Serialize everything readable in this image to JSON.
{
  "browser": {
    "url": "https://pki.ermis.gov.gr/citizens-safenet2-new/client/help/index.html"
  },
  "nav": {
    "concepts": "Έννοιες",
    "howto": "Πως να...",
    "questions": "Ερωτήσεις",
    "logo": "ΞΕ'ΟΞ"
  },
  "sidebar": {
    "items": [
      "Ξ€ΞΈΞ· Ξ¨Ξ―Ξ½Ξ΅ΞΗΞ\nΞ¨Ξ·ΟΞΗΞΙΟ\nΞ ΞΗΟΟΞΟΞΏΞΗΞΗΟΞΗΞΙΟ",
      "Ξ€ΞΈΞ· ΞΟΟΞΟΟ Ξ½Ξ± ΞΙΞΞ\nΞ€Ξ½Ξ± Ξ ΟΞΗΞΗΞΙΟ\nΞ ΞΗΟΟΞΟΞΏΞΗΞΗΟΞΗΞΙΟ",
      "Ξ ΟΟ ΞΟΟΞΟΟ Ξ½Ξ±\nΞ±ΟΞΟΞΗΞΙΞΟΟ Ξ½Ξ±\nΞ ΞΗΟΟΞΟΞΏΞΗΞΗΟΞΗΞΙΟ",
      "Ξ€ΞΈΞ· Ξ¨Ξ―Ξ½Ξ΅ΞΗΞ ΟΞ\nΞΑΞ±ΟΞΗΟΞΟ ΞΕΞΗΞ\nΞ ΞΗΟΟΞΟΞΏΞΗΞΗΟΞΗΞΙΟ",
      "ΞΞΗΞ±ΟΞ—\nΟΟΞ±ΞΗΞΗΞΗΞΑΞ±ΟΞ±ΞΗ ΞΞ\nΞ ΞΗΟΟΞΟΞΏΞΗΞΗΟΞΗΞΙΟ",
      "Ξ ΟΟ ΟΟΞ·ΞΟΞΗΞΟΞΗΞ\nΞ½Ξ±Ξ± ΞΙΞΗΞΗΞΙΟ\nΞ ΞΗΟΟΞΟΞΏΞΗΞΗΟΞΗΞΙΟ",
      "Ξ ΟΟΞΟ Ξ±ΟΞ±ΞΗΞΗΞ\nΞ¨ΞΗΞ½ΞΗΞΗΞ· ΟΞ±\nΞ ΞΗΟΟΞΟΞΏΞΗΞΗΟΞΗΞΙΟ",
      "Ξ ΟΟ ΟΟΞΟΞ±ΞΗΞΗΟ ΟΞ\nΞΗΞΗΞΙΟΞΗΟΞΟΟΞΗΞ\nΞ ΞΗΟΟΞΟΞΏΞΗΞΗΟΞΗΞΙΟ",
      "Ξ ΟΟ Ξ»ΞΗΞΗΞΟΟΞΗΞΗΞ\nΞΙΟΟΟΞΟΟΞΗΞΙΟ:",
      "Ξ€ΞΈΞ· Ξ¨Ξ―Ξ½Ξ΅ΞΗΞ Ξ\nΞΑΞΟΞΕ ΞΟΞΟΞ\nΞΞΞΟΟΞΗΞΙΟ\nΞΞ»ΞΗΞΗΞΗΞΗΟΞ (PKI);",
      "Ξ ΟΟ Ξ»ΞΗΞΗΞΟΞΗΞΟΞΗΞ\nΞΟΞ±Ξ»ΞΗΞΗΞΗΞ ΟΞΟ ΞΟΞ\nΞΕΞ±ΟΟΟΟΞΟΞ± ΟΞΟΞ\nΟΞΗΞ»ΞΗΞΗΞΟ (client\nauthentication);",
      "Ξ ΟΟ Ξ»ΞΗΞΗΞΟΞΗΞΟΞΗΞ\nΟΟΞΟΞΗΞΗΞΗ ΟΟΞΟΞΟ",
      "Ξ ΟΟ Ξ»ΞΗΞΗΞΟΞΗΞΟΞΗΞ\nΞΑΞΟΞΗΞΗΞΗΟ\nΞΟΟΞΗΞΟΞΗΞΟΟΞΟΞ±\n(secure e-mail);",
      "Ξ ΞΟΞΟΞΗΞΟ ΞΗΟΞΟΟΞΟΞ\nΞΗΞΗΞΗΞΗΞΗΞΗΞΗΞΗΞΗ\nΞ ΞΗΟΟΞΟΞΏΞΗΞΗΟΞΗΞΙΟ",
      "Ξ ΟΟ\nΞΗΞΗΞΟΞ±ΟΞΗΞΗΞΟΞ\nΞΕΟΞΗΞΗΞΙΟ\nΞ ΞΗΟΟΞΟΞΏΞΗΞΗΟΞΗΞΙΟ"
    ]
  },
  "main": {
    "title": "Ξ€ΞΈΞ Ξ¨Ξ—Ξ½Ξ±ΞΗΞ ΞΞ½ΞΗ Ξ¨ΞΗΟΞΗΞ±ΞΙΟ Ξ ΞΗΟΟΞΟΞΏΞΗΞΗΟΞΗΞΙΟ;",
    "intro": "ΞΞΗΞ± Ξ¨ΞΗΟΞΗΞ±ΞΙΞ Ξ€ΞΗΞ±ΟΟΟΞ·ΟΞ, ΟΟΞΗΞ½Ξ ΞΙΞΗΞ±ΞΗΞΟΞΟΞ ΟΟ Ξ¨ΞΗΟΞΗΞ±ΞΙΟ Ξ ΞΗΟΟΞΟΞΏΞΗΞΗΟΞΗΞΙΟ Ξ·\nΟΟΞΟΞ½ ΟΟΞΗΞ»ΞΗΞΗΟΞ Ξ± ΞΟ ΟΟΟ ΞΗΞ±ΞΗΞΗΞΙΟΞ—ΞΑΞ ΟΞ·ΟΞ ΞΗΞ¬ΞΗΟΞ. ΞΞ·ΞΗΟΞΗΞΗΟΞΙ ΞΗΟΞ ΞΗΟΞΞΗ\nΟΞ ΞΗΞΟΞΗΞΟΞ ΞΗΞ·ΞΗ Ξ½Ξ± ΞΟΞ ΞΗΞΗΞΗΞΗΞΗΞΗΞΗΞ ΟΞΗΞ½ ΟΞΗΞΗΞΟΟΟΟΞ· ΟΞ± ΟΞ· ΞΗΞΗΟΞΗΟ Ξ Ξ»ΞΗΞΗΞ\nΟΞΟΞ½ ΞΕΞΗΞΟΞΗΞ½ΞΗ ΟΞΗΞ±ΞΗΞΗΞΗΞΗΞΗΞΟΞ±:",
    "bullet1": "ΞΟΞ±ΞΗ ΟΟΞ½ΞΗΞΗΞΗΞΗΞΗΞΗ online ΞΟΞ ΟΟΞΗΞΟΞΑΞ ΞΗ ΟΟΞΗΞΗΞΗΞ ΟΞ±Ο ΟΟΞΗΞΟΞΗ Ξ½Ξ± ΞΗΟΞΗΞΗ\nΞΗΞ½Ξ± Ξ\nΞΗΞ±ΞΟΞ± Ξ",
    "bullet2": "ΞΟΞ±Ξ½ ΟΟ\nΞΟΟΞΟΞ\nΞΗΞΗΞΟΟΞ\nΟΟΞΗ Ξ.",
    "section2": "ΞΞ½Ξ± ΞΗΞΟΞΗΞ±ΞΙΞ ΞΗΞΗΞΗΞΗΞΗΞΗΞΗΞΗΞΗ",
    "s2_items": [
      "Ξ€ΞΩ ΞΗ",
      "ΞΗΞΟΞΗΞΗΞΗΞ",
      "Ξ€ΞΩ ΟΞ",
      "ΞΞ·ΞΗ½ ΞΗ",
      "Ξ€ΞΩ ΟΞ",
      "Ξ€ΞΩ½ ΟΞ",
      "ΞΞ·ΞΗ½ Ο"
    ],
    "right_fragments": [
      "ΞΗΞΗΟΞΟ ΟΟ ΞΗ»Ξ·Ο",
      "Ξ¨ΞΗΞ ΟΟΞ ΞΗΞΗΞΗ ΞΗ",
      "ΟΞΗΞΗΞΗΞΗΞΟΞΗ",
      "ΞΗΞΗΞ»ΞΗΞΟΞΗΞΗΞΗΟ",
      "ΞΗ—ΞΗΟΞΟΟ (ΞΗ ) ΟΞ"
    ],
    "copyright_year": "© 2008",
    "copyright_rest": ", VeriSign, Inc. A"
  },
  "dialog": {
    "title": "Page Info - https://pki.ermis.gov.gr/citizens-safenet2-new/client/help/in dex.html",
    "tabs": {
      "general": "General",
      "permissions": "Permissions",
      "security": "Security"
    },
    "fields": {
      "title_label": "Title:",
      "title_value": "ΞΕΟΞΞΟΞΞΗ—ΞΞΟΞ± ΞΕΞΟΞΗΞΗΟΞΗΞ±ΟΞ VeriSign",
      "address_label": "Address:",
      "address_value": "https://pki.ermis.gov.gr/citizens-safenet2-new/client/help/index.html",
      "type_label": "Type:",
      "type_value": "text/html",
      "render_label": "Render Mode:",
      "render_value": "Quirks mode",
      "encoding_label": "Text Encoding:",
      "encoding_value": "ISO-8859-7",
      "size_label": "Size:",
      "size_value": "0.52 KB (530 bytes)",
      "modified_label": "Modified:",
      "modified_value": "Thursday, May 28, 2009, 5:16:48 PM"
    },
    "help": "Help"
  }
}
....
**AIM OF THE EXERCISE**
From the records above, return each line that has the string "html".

**EXPECTED OUTPUT**
    "url": "https://pki.ermis.gov.gr/citizens-safenet2-new/client/help/index.html"
    "title": "Page Info - https://pki.ermis.gov.gr/citizens-safenet2-new/client/help/in dex.html",
      "address_value": "https://pki.ermis.gov.gr/citizens-safenet2-new/client/help/index.html",
      "type_value": "text/html",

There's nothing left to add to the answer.